- _The records_:
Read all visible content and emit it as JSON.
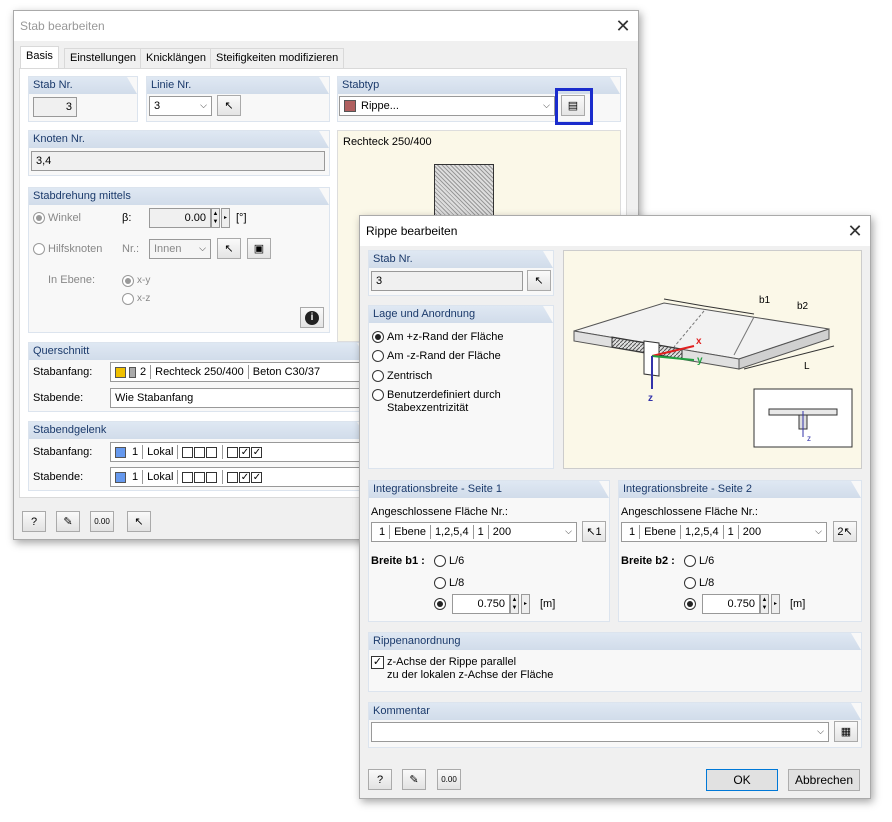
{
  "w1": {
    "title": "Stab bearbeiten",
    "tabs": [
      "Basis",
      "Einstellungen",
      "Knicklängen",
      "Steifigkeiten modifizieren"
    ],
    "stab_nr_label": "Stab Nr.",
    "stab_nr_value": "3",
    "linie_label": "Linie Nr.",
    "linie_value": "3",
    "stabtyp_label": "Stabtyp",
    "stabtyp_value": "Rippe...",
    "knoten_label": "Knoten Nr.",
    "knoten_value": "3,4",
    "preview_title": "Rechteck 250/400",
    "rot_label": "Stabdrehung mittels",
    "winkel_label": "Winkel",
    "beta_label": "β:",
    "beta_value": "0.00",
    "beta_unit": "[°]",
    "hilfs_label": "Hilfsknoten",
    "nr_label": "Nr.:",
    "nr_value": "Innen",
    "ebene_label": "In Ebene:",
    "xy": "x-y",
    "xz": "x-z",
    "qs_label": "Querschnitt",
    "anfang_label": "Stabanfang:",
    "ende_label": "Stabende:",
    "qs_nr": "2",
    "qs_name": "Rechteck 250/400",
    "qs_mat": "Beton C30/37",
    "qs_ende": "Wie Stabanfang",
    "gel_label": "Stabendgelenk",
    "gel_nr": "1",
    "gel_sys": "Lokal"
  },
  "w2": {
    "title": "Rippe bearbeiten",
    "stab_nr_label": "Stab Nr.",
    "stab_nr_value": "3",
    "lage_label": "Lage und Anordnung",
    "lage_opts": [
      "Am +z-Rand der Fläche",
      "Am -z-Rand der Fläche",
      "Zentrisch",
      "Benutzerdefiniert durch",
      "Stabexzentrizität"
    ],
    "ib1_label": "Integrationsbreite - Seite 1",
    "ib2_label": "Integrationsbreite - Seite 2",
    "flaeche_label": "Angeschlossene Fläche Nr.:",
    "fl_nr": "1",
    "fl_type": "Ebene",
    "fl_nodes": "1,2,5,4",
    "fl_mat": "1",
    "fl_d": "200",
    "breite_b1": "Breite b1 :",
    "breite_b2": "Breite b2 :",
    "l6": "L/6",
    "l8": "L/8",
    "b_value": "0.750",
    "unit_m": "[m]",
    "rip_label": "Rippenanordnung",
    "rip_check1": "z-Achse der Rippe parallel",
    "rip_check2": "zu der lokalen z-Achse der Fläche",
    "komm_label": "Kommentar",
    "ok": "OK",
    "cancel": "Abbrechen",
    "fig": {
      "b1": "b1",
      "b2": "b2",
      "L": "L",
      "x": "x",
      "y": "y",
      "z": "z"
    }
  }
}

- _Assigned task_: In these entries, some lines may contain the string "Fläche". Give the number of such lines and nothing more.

- _Result_: 4